Last week was a historic week for the U.S. Supreme Court and on Thursday June 25, the Supreme Court issued one of its most anticipated decisions of the term with a 6 to 3 rejection of the latest challenge to the Affordable Care Act.

The Court in King V Burwell rejected the challenge by the opponents of the ACA who were attempting to make the case that a literal reading of one sentence of the ACA meant that customers buying health insurance through the federal health care site rather than a state health care exchange could not qualify for the federal tax credits. If the Court had restricted tax credits to state run exchanges, patients and states could have faced some real financial burdens in continuing health insurance, 6.4 million by general estimates. Through the ACA exchanges people can compare and buy health insurance.  If that person is below 400 percent of poverty then a federal tax credit reduces the monthly premium on a sliding scale.  Generally there are 34 states relying on the federal exchange rather than using their own exchange.  But within the thirty-four states are variations including federal-state partnerships.

Writing for the majority, Chief Justice Roberts indicated that because the language being challenged was somewhat ambiguous the Court had to look to the broader structure of the ACA.  He then wrote:

“The combination of no tax credits and an ineffective coverage requirement could well push a State’s individual insurance market into a death spiral. It is implausible that Congress meant the Act to operate in this manner. Congress made the guaranteed issue and community rating requirements applicable in every State in the Nation, but those requirements only work when combined with the coverage requirement and tax credits. It thus stands to reason that Congress meant for those provisions to apply in every State as well.”   

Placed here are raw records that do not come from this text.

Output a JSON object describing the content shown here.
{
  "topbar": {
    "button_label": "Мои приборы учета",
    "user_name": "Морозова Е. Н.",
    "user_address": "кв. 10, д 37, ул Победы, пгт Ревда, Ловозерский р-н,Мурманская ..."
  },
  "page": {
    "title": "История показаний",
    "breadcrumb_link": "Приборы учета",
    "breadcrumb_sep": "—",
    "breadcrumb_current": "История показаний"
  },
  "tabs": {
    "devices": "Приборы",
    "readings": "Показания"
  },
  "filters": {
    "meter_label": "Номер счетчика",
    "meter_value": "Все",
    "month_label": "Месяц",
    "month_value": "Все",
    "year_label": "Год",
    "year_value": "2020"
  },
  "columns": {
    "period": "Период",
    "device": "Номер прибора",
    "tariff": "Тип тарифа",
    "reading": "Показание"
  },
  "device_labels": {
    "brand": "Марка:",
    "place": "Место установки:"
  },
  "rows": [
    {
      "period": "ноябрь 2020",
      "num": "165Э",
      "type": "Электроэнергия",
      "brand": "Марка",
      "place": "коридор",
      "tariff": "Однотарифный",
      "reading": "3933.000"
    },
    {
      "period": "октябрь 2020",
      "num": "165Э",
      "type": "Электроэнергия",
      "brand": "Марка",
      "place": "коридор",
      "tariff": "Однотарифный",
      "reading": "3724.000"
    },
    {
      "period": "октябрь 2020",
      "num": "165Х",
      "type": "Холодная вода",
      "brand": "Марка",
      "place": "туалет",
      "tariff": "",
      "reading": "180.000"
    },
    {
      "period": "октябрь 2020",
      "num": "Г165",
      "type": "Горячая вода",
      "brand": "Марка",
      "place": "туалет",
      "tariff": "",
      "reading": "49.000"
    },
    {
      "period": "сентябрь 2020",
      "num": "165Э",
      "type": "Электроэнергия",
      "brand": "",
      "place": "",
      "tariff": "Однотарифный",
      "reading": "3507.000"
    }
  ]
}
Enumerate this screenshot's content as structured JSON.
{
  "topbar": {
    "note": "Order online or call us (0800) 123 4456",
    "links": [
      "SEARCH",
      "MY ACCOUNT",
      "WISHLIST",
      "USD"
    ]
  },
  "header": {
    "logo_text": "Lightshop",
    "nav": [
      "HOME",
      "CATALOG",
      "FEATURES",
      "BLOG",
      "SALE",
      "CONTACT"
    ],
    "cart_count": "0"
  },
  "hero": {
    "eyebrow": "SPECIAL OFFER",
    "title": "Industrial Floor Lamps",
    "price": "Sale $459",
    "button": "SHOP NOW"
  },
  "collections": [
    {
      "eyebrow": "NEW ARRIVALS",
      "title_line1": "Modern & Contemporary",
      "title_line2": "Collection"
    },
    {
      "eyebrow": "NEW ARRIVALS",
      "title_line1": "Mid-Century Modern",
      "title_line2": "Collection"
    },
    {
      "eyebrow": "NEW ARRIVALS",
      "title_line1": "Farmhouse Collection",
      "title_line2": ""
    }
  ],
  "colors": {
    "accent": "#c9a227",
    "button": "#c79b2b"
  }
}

Roberts was joined by Justices Kennedy, Ginsburg, Breyer, Sotomayor, and Kagan with Justice Scalia writing the opinion for the minority which also included Justices Thomas and Alito.

As a practical matter the decision may have struck down one of the last most significant legal challenges to the law. To a certain extent it offered some relief to the majority party Republicans who had been considering various options to temporarily patch together an extension of the tax credits while also denouncing the law at the same time.  The discussion taking place in the Senate and House would have extended the credits for a period of time such as two years (delaying any major decisions until the next Administration) but a final strategy had not been settled on and it may not have been able to get the support of enough Republicans.

The President praised the Court decision that is likely to ensure that the ACA remains intact for the rest of his term. It also leaves open from a more technical and political aspect the question of what the Republican leadership will do with their budget reconciliation opportunity. They could still use it to attempt a more political statement and repeal of the ACA but last week’s new projections by the Congressional Budget Office (CBO) projects that repealing the law would actually worsen the deficit.

The CBO said in an updated review that repeal of the ACA would increase the deficit by at least $137 billion over the next ten years. That projection was based on a new “dynamic” budget scoring tool with the traditional budget scoring calculating a repeal costing moiré than $350 billion over ten years. The CBO report also calculated that in addition to deficit problems, 19 million people would lose health insurance in 2016 rising to 24 million people losing coverage by the end of the decade.

If congressional leadership attempts to use the reconciliation process the narrow requirements of reconciliation does not allow changes in law that will worsen the deficit.

There is the potential that they could still use the reconciliation process as a tool for other legislation